Cliff Hardy is the kind of man you would like to have in your repertoire of acquaintances. He’d be the one you’d go to when an issue of moral ambiguity arose, like when the people next door keep playing their music too loud and too late and ignore polite requests to desist but you are too worried about repercussions to complain to the police. Somehow, in a way you don’t really want to know, he would persuade them to stop. Indeed, they might even nod a faux friendly hello to you should you meet in the street or when you drop off the packages which the postie keeps leaving on your doorstep because he won’t set foot on their drive ever since he had a run-in with your neighbour’s Pitbull.
Hardy, Peter Corris’s Aussie iconic private eye, has returned in his 39th book, Silent Kill which was released just after we’d stopped welcoming in 2014. It’s been a lean period for Hardy work wise and he is persuaded to sign on for what seems an easy gig. He’s to be the bodyguard for Rory O’Hara, a former crusading journalist turned independent member of Parliament who, after acquiring considerable personal wealth, becomes what he called a “self-funded righter of society’s wrongs.” The problem is, not everyone shares O’Hara’s views on what constitutes a “wrong” and are prepared to use force to emphasise their point of view.

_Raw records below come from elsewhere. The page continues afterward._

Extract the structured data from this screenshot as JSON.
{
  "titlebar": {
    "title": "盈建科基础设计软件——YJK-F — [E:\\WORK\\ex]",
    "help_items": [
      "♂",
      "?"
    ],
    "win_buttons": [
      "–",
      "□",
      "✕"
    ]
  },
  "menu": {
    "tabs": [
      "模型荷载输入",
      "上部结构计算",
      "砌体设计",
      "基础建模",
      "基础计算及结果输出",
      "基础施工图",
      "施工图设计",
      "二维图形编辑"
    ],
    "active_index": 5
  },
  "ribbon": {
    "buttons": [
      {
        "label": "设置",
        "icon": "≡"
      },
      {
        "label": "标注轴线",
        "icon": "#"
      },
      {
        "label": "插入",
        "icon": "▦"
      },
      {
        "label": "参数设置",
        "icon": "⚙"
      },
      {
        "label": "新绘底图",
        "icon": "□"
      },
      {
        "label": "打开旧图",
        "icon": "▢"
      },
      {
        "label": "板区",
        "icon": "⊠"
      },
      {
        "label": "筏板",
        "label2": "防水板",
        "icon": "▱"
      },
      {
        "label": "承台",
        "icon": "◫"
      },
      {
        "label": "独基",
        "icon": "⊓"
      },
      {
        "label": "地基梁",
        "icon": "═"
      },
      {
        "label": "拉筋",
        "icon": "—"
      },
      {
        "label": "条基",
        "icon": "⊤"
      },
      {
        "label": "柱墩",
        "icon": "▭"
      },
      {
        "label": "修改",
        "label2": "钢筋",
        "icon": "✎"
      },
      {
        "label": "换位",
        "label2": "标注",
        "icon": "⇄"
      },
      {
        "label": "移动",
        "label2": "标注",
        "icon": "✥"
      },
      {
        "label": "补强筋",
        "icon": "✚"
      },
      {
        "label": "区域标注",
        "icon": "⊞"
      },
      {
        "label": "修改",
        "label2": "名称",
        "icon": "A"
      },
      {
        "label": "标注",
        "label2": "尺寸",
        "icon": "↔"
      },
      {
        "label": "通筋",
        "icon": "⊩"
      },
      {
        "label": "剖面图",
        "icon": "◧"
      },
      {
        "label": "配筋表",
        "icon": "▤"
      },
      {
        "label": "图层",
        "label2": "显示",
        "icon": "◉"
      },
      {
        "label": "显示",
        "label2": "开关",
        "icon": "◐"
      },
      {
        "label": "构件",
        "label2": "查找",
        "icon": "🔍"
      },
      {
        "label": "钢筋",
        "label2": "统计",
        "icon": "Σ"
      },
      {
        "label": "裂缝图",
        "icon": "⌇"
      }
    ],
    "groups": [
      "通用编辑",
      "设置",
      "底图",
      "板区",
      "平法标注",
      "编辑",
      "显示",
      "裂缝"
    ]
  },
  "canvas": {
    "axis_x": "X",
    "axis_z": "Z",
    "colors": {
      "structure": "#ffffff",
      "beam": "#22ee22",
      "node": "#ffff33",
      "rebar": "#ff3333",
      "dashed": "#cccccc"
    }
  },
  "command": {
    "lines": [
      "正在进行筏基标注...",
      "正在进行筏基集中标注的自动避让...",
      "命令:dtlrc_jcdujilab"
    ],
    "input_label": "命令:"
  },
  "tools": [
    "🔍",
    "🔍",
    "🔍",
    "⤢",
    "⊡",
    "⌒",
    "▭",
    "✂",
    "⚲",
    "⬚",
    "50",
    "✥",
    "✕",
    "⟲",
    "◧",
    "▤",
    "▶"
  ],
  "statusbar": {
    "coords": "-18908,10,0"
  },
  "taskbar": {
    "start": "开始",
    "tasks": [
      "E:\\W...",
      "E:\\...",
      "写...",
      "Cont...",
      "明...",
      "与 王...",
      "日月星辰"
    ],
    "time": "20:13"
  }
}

O’Hara has only just got out of hospital after a beating when he sets off on the tour, promising more revelations. But Hardy has underestimated the job, and he’s soon enmeshed in a death and a kidnapping. “That was the end of the Rory O’Hara tour and his high-visibility radical campaign.”
Not that he’s out of a job for long. He is hired by the brother of the murder victim to look into her death and Hardy discovers that everyone in O’Hara’s inner circle seems to have their own agenda and little is what it originally seemed. His investigations take him across the country from seedy Sydney pubs to a remote hideaway outside Darwin with a short side-trip to the buttoned-up bureaucracy of Canberra. His private life is as complicated as ever. Newly-reconciled with his daughter he has just seen his “live apart” girlfriend off to a new job in America. Will the investigation bring new romance?

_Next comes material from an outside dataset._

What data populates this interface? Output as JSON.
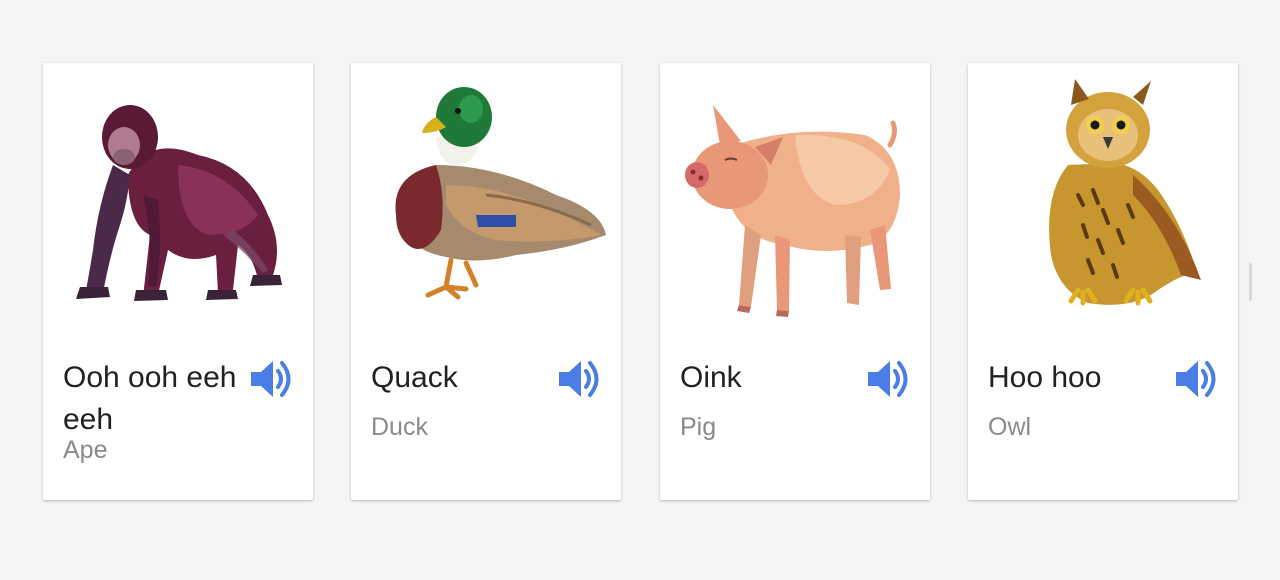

Hardy shares that slightly morose, hang-dog demeanour and dishevelled appearance that make Ian Rankin’s Rebus and Martin Cruz Smith’s Arkady Renko so appealing as characters. And like Rebus and Renko, the police hierarchy may not approve of his methods but they respect his ability to achieve results and he’s never short of a helpful contact in the lower ranks. There’s something reassuringly old-fashioned about Corris’s style but the plot is nicely up-to-date including a rogue intelligence agent. Hardy fans will love Silent Kill and for those who haven’t yet read Corris’s books, Hardy’s the kind of guy you’ll be pleased to have around.
Silent Kill is published by Allen & Unwin.